··· GIVEN RECORDS

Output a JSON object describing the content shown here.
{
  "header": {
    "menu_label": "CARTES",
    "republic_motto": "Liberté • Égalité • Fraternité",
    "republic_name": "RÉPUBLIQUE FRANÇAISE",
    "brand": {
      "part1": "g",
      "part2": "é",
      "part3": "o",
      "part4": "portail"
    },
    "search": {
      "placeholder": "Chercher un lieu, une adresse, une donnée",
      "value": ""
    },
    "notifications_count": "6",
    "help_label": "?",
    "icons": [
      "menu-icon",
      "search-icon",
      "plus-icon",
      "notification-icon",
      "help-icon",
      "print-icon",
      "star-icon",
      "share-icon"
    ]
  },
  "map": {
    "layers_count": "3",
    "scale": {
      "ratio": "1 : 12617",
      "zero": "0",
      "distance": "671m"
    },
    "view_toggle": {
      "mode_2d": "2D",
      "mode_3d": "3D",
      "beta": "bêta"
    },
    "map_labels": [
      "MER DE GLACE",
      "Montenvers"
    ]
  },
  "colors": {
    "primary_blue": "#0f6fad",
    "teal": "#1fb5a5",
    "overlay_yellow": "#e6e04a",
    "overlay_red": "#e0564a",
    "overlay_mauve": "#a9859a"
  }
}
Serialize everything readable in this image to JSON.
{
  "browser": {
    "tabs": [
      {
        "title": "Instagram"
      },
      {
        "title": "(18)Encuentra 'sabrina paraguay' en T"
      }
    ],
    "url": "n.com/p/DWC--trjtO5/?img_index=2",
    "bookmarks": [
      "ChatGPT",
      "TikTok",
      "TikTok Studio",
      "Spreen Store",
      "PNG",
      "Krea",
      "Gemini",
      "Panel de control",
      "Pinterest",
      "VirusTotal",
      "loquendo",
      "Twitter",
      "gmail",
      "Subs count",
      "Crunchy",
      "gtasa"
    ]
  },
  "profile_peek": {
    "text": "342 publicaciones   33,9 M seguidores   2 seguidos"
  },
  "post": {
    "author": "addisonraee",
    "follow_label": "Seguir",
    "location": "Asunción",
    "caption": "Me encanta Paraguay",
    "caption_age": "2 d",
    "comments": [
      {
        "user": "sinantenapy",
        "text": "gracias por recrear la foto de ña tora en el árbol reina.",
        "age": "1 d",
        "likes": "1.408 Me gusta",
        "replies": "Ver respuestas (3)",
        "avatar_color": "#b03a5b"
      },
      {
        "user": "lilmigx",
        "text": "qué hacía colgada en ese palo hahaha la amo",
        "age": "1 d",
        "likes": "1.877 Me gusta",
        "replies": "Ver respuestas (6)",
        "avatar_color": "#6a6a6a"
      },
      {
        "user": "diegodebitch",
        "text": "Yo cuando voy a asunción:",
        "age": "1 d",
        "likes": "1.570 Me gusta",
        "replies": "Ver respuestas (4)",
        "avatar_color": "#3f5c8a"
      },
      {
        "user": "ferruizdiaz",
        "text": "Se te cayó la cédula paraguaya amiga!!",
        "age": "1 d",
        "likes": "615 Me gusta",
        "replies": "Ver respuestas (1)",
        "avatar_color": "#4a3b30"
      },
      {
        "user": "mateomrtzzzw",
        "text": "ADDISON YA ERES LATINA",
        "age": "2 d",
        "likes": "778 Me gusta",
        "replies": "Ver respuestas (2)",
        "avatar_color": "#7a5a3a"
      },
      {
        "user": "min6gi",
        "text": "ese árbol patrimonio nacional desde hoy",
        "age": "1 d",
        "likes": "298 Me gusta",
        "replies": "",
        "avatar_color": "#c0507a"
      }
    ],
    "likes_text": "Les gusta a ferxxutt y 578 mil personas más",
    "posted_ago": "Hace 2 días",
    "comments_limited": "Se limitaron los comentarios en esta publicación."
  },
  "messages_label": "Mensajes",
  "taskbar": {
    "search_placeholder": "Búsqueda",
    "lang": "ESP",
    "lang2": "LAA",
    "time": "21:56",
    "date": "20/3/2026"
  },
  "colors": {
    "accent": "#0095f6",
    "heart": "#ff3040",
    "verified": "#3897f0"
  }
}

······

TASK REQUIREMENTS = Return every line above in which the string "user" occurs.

ANSWER TO THE PROBLEM =
        "user": "sinantenapy",
        "user": "lilmigx",
        "user": "diegodebitch",
        "user": "ferruizdiaz",
        "user": "mateomrtzzzw",
        "user": "min6gi",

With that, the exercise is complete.